Parker - in a reference to a storm over Davis' pay, one of the highest on Britain's FTSE - said Anglo could not afford him.
An internal replacement is less likely, but analysts point to Chris Griffith, a platinum veteran who was plucked from his job at the helm of Kumba in July to run Anglo American Platinum . His recent move, though, may rule him out.
A new name may not prove an immediate solution for Anglo's troubles, from cost pressures to Brazilian delays, even if the company could use the opportunity to review its involvement in South Africa as well as platinum, and sell a stake in the costly Minas Rio project or write down its value.
The biggest challenge is expected to be South Africa, where strikes have spread to Anglo American Platinum (Amplats), the world's top producer of the precious metal.
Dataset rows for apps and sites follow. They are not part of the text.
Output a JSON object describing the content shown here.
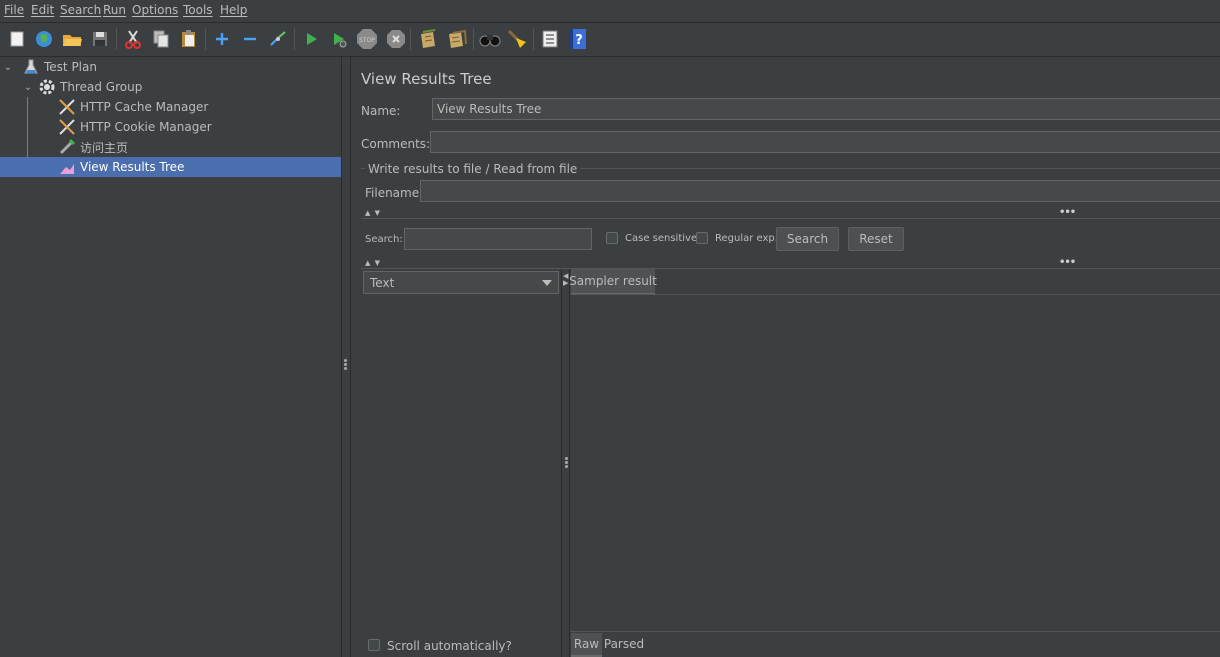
{
  "menu": [
    "File",
    "Edit",
    "Search",
    "Run",
    "Options",
    "Tools",
    "Help"
  ],
  "toolbar": {
    "icons": [
      "new-icon",
      "templates-icon",
      "open-icon",
      "save-icon",
      "cut-icon",
      "copy-icon",
      "paste-icon",
      "expand-icon",
      "collapse-icon",
      "toggle-icon",
      "start-icon",
      "start-no-pause-icon",
      "stop-icon",
      "shutdown-icon",
      "clear-icon",
      "clear-all-icon",
      "search-icon",
      "reset-search-icon",
      "function-helper-icon",
      "help-icon"
    ]
  },
  "tree": {
    "test_plan": "Test Plan",
    "thread_group": "Thread Group",
    "cache_manager": "HTTP Cache Manager",
    "cookie_manager": "HTTP Cookie Manager",
    "sampler": "访问主页",
    "results_tree": "View Results Tree"
  },
  "panel": {
    "title": "View Results Tree",
    "name_label": "Name:",
    "name_value": "View Results Tree",
    "comments_label": "Comments:",
    "comments_value": "",
    "file_section": "Write results to file / Read from file",
    "filename_label": "Filename",
    "filename_value": ""
  },
  "search": {
    "label": "Search:",
    "value": "",
    "case_sensitive": "Case sensitive",
    "regex": "Regular exp.",
    "search_button": "Search",
    "reset_button": "Reset"
  },
  "results": {
    "renderer": "Text",
    "tab_sampler": "Sampler result",
    "scroll_auto": "Scroll automatically?",
    "tab_raw": "Raw",
    "tab_parsed": "Parsed"
  },
  "colors": {
    "background": "#3c3f41",
    "selection": "#4b6eaf",
    "tree_line": "#4a88c7"
  }
}
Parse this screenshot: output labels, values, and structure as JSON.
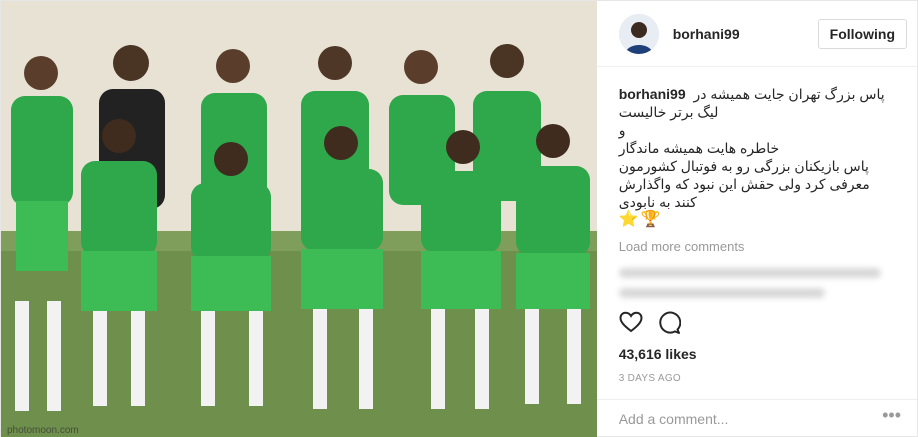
{
  "header": {
    "username": "borhani99",
    "follow_label": "Following"
  },
  "caption": {
    "username": "borhani99",
    "lines": [
      "پاس بزرگ تهران جایت همیشه در",
      "لیگ برتر خالیست",
      "و",
      "خاطره هایت همیشه ماندگار",
      "پاس بازیکنان بزرگی رو به فوتبال کشورمون",
      "معرفی کرد ولی حقش این نبود که واگذارش",
      "کنند به نابودی"
    ],
    "emoji": "⭐🏆"
  },
  "load_more": "Load more comments",
  "likes": "43,616 likes",
  "time": "3 DAYS AGO",
  "comment_placeholder": "Add a comment...",
  "more_label": "•••",
  "photo": {
    "watermark": "photomoon.com",
    "jersey_color": "#2ea84a",
    "shorts_color": "#3dbb55"
  }
}
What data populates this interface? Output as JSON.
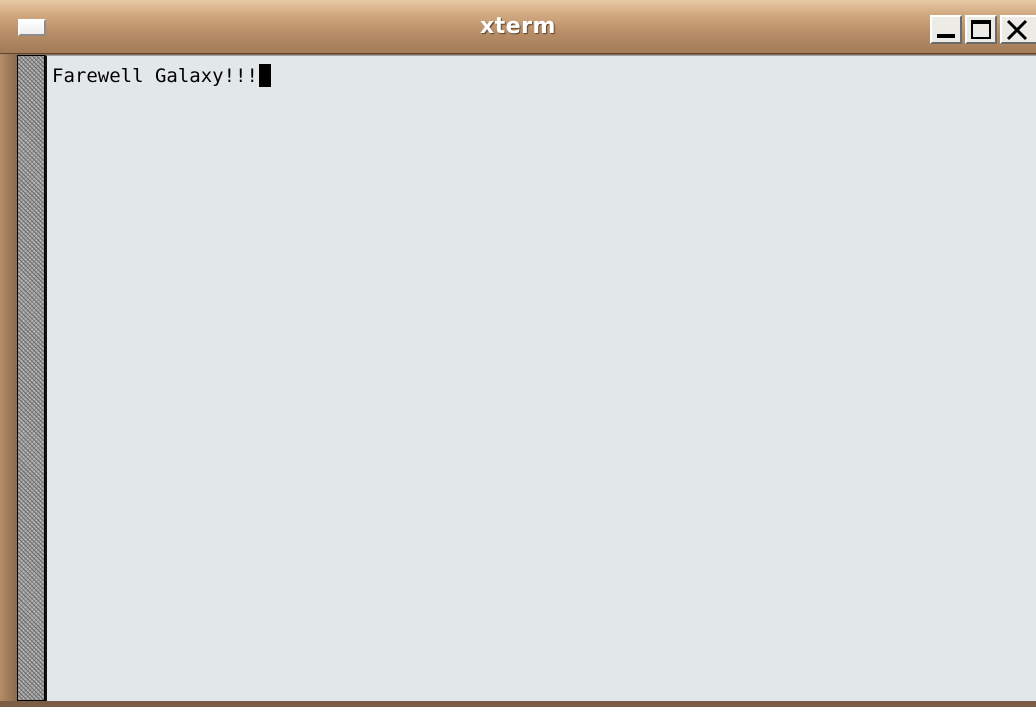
{
  "window": {
    "title": "xterm",
    "controls": {
      "menu_icon": "window-menu-icon",
      "minimize_icon": "minimize-icon",
      "maximize_icon": "maximize-icon",
      "close_icon": "close-icon"
    }
  },
  "terminal": {
    "lines": [
      "Farewell Galaxy!!!"
    ],
    "cursor": "block",
    "colors": {
      "background": "#e2e7ea",
      "foreground": "#000000"
    }
  },
  "titlebar_colors": {
    "top": "#e8c9a6",
    "bottom": "#a27b58"
  }
}
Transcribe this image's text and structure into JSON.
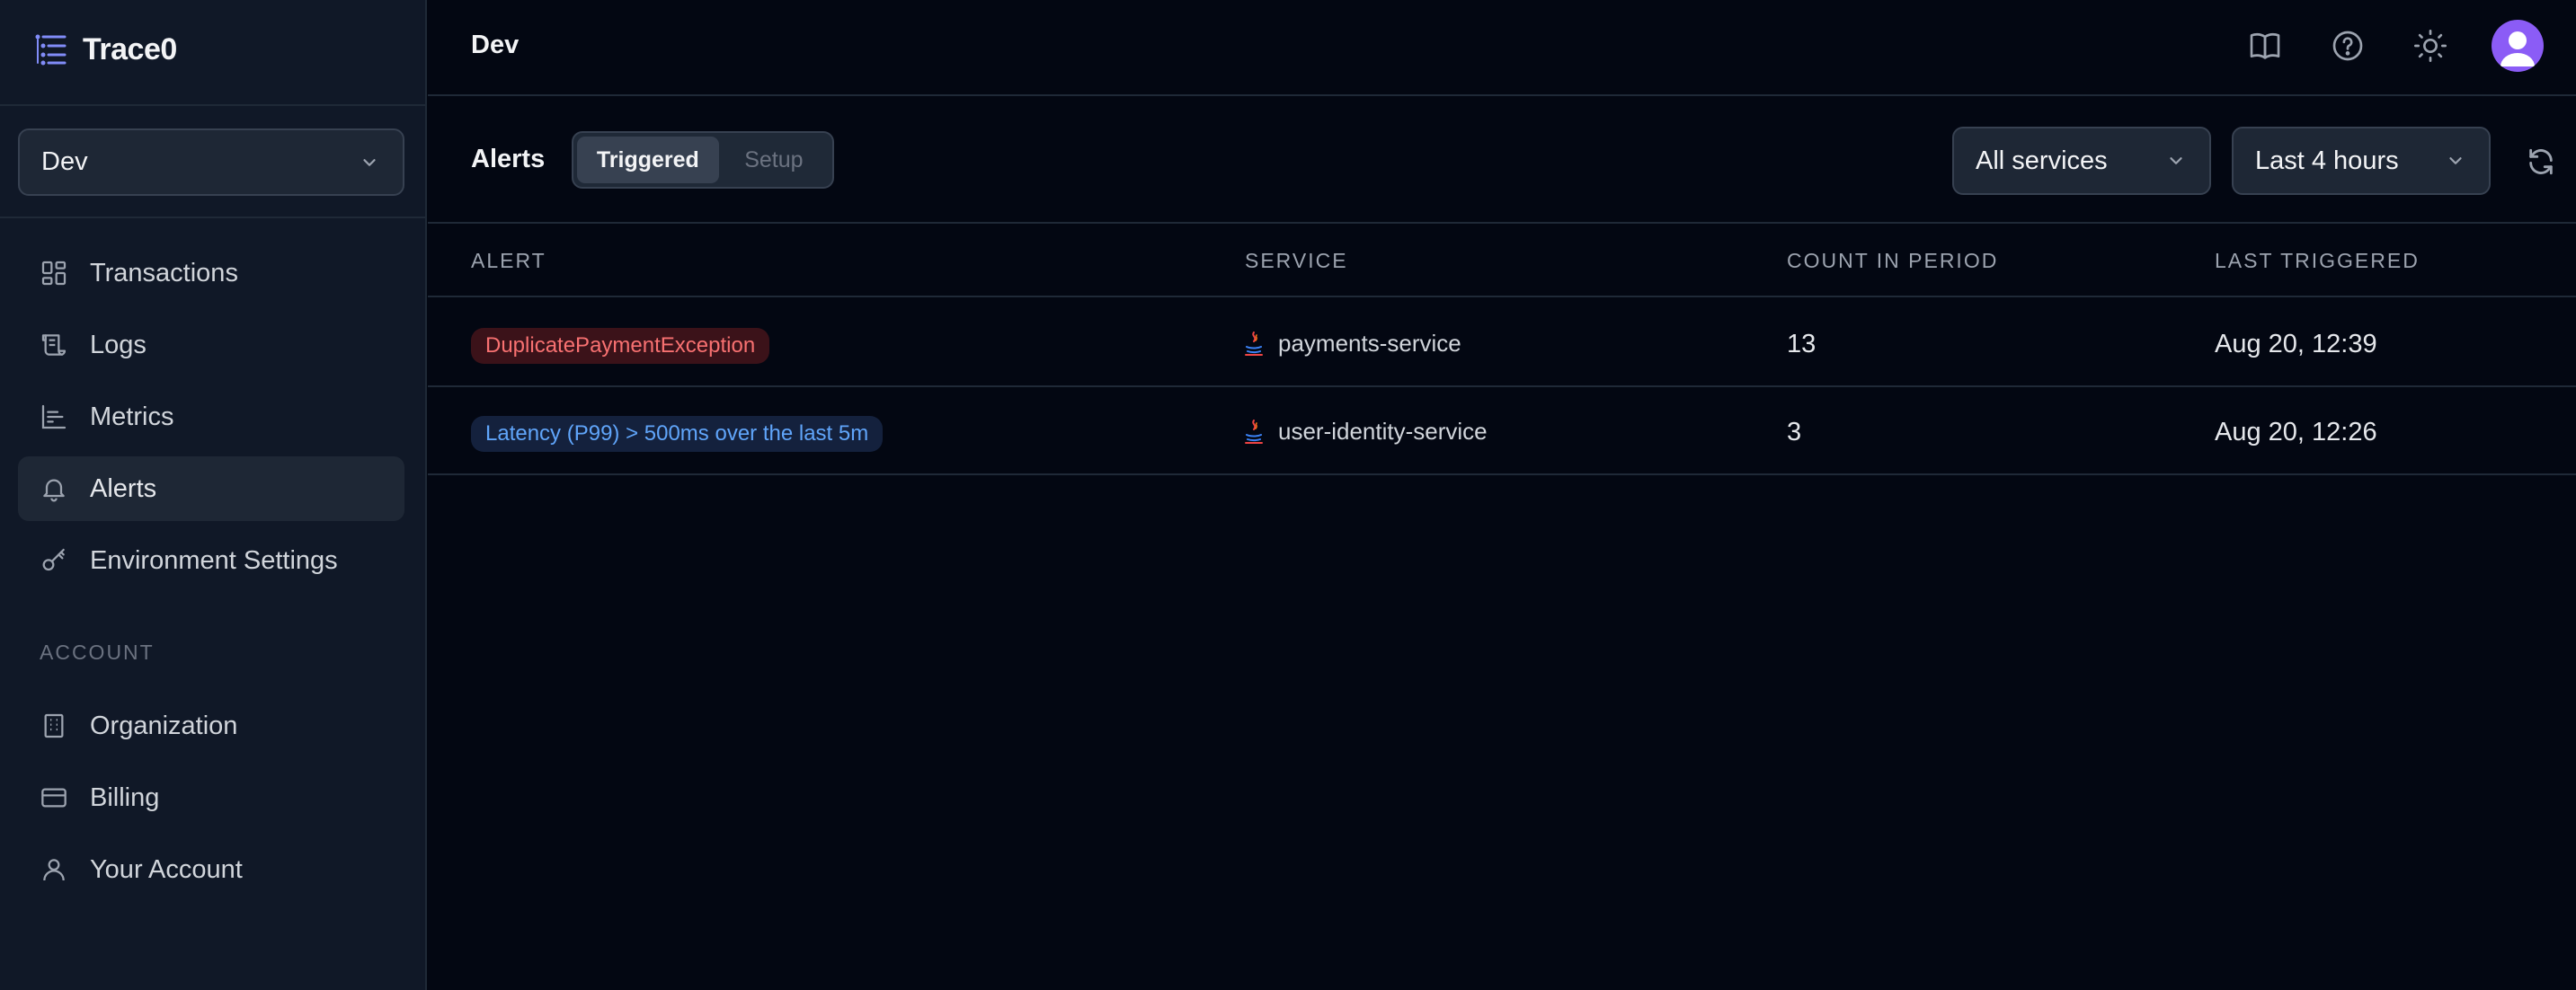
{
  "app": {
    "name": "Trace0"
  },
  "environment": {
    "selected": "Dev"
  },
  "sidebar": {
    "items": [
      {
        "label": "Transactions",
        "icon": "dashboard-grid-icon"
      },
      {
        "label": "Logs",
        "icon": "scroll-icon"
      },
      {
        "label": "Metrics",
        "icon": "bar-chart-icon"
      },
      {
        "label": "Alerts",
        "icon": "bell-icon",
        "active": true
      },
      {
        "label": "Environment Settings",
        "icon": "key-icon"
      }
    ],
    "account_section": "ACCOUNT",
    "account_items": [
      {
        "label": "Organization",
        "icon": "building-icon"
      },
      {
        "label": "Billing",
        "icon": "credit-card-icon"
      },
      {
        "label": "Your Account",
        "icon": "user-icon"
      }
    ]
  },
  "header": {
    "breadcrumb": "Dev",
    "icons": [
      "book-icon",
      "help-circle-icon",
      "sun-icon",
      "avatar"
    ]
  },
  "toolbar": {
    "title": "Alerts",
    "tabs": [
      {
        "label": "Triggered",
        "active": true
      },
      {
        "label": "Setup",
        "active": false
      }
    ],
    "service_filter": "All services",
    "time_filter": "Last 4 hours"
  },
  "table": {
    "columns": [
      "ALERT",
      "SERVICE",
      "COUNT IN PERIOD",
      "LAST TRIGGERED"
    ],
    "rows": [
      {
        "alert": "DuplicatePaymentException",
        "alert_style": "error",
        "service": "payments-service",
        "count": "13",
        "last_triggered": "Aug 20, 12:39"
      },
      {
        "alert": "Latency (P99) > 500ms over the last 5m",
        "alert_style": "info",
        "service": "user-identity-service",
        "count": "3",
        "last_triggered": "Aug 20, 12:26"
      }
    ]
  },
  "colors": {
    "background": "#030712",
    "sidebar": "#101827",
    "accent": "#8b5cf6",
    "error_badge_text": "#f87171",
    "info_badge_text": "#60a5fa"
  }
}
The unrest has revived talk of a spinoff of Amplats, in which Anglo currently owns an almost 80 percent stake - something Carroll has opposed.
Strikes have also hit Anglo's Kumba iron ore unit, which alone has accounted for almost half the miner's profit.
Kumba's Sishen mine has begun to ramp back up, but Amplats workers have not yet returned to the Rustenburg, Union and Amandelbult operations, which include some of its most labor intensive shafts, and those that have suffered deepest margin compression since 2008.
The group is expected to conclude a review of the platinum business by the end of the year.
(Additional reporting by Kate Holton, Brenton Cordeiro and Sherilee Lakmidas; Editing by Jane Barrett and Philippa Fletcher)